Figure 2 – Reference 4 shows how to make a much improved nonlinear filter. By the addition of an OPAMP the diode threshold can be made adjustable over a very large range. Stability over temperature issues remain however.

Analog Design is now Hybridized

This hybrid trend continues unabated. While there may be relatively few purely analog designs anymore, there are many examples of hybrid designs that take the best of both the Analog and Digital worlds.

If your latest design digitizes the signal of interest you can apply an infinite variety of digital filtering both linear and non-linear. You can even change the filtering characteristics on the fly when the system is running.

One of the hybrid approaches I have used in noisy industrial settings is to use an purely analog filter set to the maximum bandwidth needed. This acts like a roofing filter and if properly designed will even tame Radio Frequency interference and add ESD suppression. The signal is then digitized by a microprocessor and the samples are put in a buffer. To non-linearly remove impulse noise a median filter is applied. This discards the largest and lowest recorded value, then the rest of the buffer is averaged yielding an average with large peaks removed from the measurement. Even here a fair amount of Analog knowledge is needed to make the filter work as a low pass filter for the Analog and reject RF and ESD as required by the system usage. Careful experimentation and testing to optimize the digital filter is also required for best performance. The degree of filter memory is also adjustable from remembering all samples to remembering no samples between averaging cycles. The RC filter always has some memory and this leads to slow settling times. Best of all however, if the Digitizer is stable over temperature, all the digital filtering will be drift free also.
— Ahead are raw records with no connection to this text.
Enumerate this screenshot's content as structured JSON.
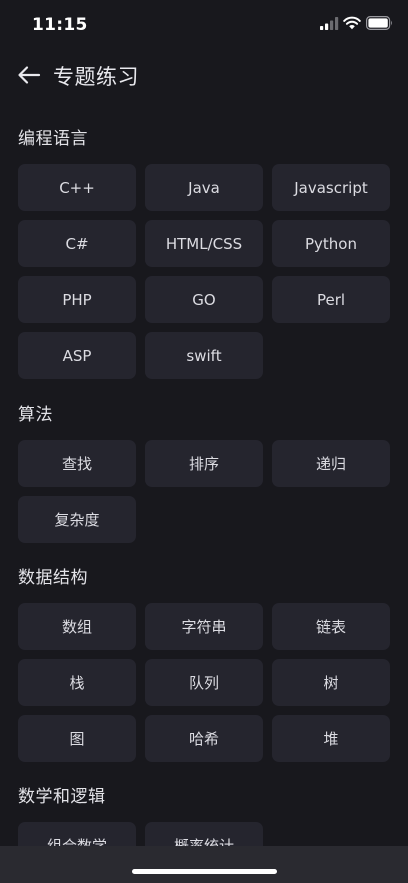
{
  "status_bar": {
    "time": "11:15"
  },
  "header": {
    "title": "专题练习"
  },
  "sections": [
    {
      "title": "编程语言",
      "items": [
        "C++",
        "Java",
        "Javascript",
        "C#",
        "HTML/CSS",
        "Python",
        "PHP",
        "GO",
        "Perl",
        "ASP",
        "swift"
      ]
    },
    {
      "title": "算法",
      "items": [
        "查找",
        "排序",
        "递归",
        "复杂度"
      ]
    },
    {
      "title": "数据结构",
      "items": [
        "数组",
        "字符串",
        "链表",
        "栈",
        "队列",
        "树",
        "图",
        "哈希",
        "堆"
      ]
    },
    {
      "title": "数学和逻辑",
      "items": [
        "组合数学",
        "概率统计"
      ]
    }
  ],
  "colors": {
    "background": "#18181d",
    "tile": "#25252e",
    "text": "#dcdce2",
    "bottom_bar": "#2a2a30"
  }
}
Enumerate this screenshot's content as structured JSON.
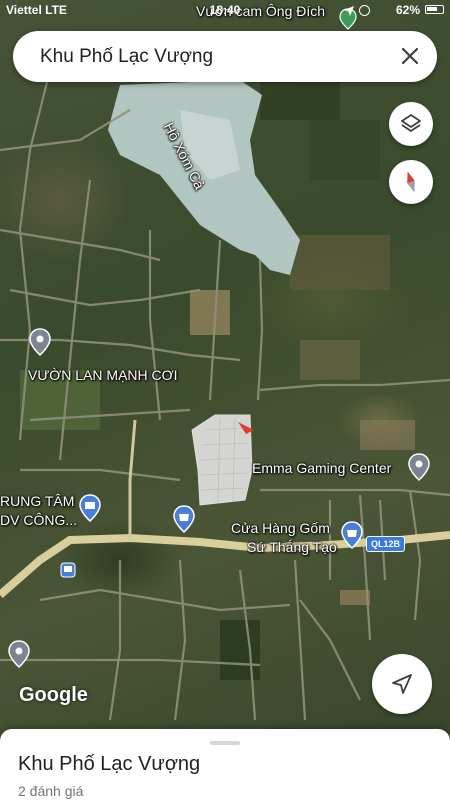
{
  "status_bar": {
    "carrier": "Viettel  LTE",
    "time": "18:40",
    "battery": "62%"
  },
  "search": {
    "query": "Khu Phố Lạc Vượng"
  },
  "map": {
    "type": "satellite",
    "labels": {
      "lake": "Hồ Xóm Cả",
      "orchard": "Vườn cam Ông Đích",
      "vuon_lan": "VƯỜN LAN MẠNH CƠI",
      "emma": "Emma Gaming Center",
      "trung_tam_1": "RUNG TÂM",
      "trung_tam_2": "DV CÔNG...",
      "cua_hang_1": "Cửa Hàng Gốm",
      "cua_hang_2": "Sứ Thắng Tạo",
      "route": "QL12B"
    },
    "attribution": "Google",
    "colors": {
      "highlight_area": "#e8e8e8",
      "road": "#d9cf9c",
      "lake": "#b8ccc9",
      "pin_blue": "#4a7fd8",
      "pin_gray": "#7a8591"
    }
  },
  "controls": {
    "layers": "layers-icon",
    "compass": "compass-icon",
    "my_location": "navigation-arrow-icon",
    "close": "close-icon"
  },
  "place_sheet": {
    "name": "Khu Phố Lạc Vượng",
    "reviews": "2 đánh giá"
  }
}
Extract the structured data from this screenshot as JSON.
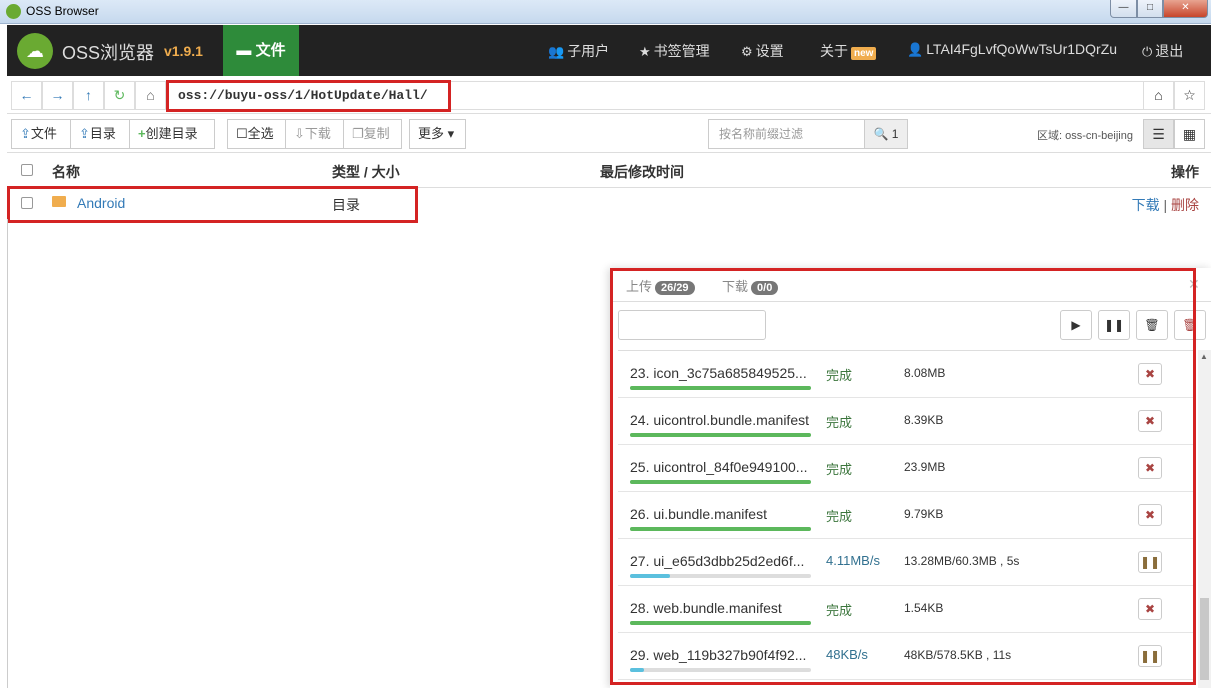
{
  "window": {
    "title": "OSS Browser",
    "min": "—",
    "max": "□",
    "close": "✕"
  },
  "nav": {
    "brand": "OSS浏览器",
    "version": "v1.9.1",
    "file_tab": "文件",
    "sub_users": "子用户",
    "bookmarks": "书签管理",
    "settings": "设置",
    "about": "关于",
    "new_badge": "new",
    "account": "LTAI4FgLvfQoWwTsUr1DQrZu",
    "logout": "退出"
  },
  "address": {
    "path": "oss://buyu-oss/1/HotUpdate/Hall/"
  },
  "toolbar": {
    "upload_file": "文件",
    "upload_dir": "目录",
    "create_dir": "创建目录",
    "select_all": "全选",
    "download": "下载",
    "copy": "复制",
    "more": "更多",
    "filter_placeholder": "按名称前缀过滤",
    "filter_count": "1",
    "region": "区域: oss-cn-beijing"
  },
  "table": {
    "headers": {
      "name": "名称",
      "type_size": "类型 / 大小",
      "modified": "最后修改时间",
      "ops": "操作"
    },
    "rows": [
      {
        "name": "Android",
        "type": "目录",
        "download": "下载",
        "delete": "删除"
      }
    ]
  },
  "transfer": {
    "upload_tab": "上传",
    "upload_count": "26/29",
    "download_tab": "下载",
    "download_count": "0/0",
    "items": [
      {
        "name": "23. icon_3c75a685849525...",
        "status": "完成",
        "size": "8.08MB",
        "progress": 1.0,
        "state": "done"
      },
      {
        "name": "24. uicontrol.bundle.manifest",
        "status": "完成",
        "size": "8.39KB",
        "progress": 1.0,
        "state": "done"
      },
      {
        "name": "25. uicontrol_84f0e949100...",
        "status": "完成",
        "size": "23.9MB",
        "progress": 1.0,
        "state": "done"
      },
      {
        "name": "26. ui.bundle.manifest",
        "status": "完成",
        "size": "9.79KB",
        "progress": 1.0,
        "state": "done"
      },
      {
        "name": "27. ui_e65d3dbb25d2ed6f...",
        "status": "4.11MB/s",
        "size": "13.28MB/60.3MB , 5s",
        "progress": 0.22,
        "state": "running"
      },
      {
        "name": "28. web.bundle.manifest",
        "status": "完成",
        "size": "1.54KB",
        "progress": 1.0,
        "state": "done"
      },
      {
        "name": "29. web_119b327b90f4f92...",
        "status": "48KB/s",
        "size": "48KB/578.5KB , 11s",
        "progress": 0.08,
        "state": "running"
      }
    ]
  },
  "colors": {
    "done": "#5cb85c",
    "running": "#5bc0de",
    "running_text": "#31708f",
    "done_text": "#3c763d"
  }
}
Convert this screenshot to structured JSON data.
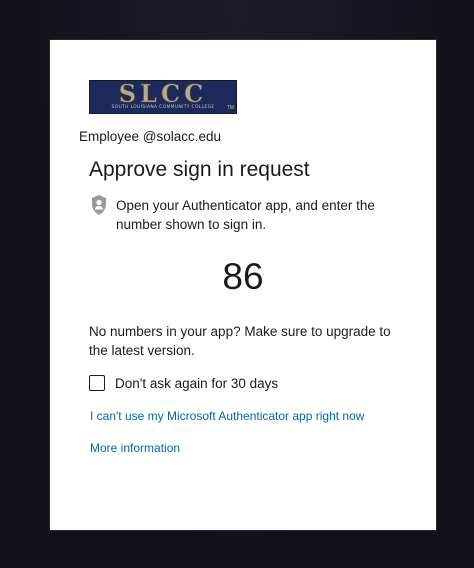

So I wouldn’t say Analog Design is Dead, or even sick! Analog Design has just been hybridized by Digital Processing to make our systems even more bulletproof and lower cost to boot, we should take advantage of this whenever possible.



Original Article Snippet from Analog Dialog [2]



References

[1] Analog Dialogue was distributed in printed form starting in 1967, today it continues as an online electronic publication.
http://www.analog.com/library/analogdialogue/archives.html

[2] Analog Dialogue, Vol 10, No 2, 1976
http://www.analog.com/library/analogDialogue/cd/vol10n2.pdf
The screen captures here are reproduced from this source and are copyright and owned by Analog Devices, Inc.

[3] Thanks to Kent Lundber of MIT for cataloging all of Jim's articles, where I found that this was indeed one of Jim's first articles.
http://web.mit.edu/klund/www/jw/jwbib.pdf

[4] Stitt, Mark and Burt, Rod, “Fast Settling Low-Pass Filter”, Burr-Brown Corporation, AB-022, January1991
http://www.ti.com/lit/an/sboa011/sboa011.pdf

[5] HP Journal, October, 1975.
http://www.hpl.hp.com/hpjournal/pdfs/IssuePDFs/1975-10.pdf


By: Steve Hageman
www.AnalogHome.com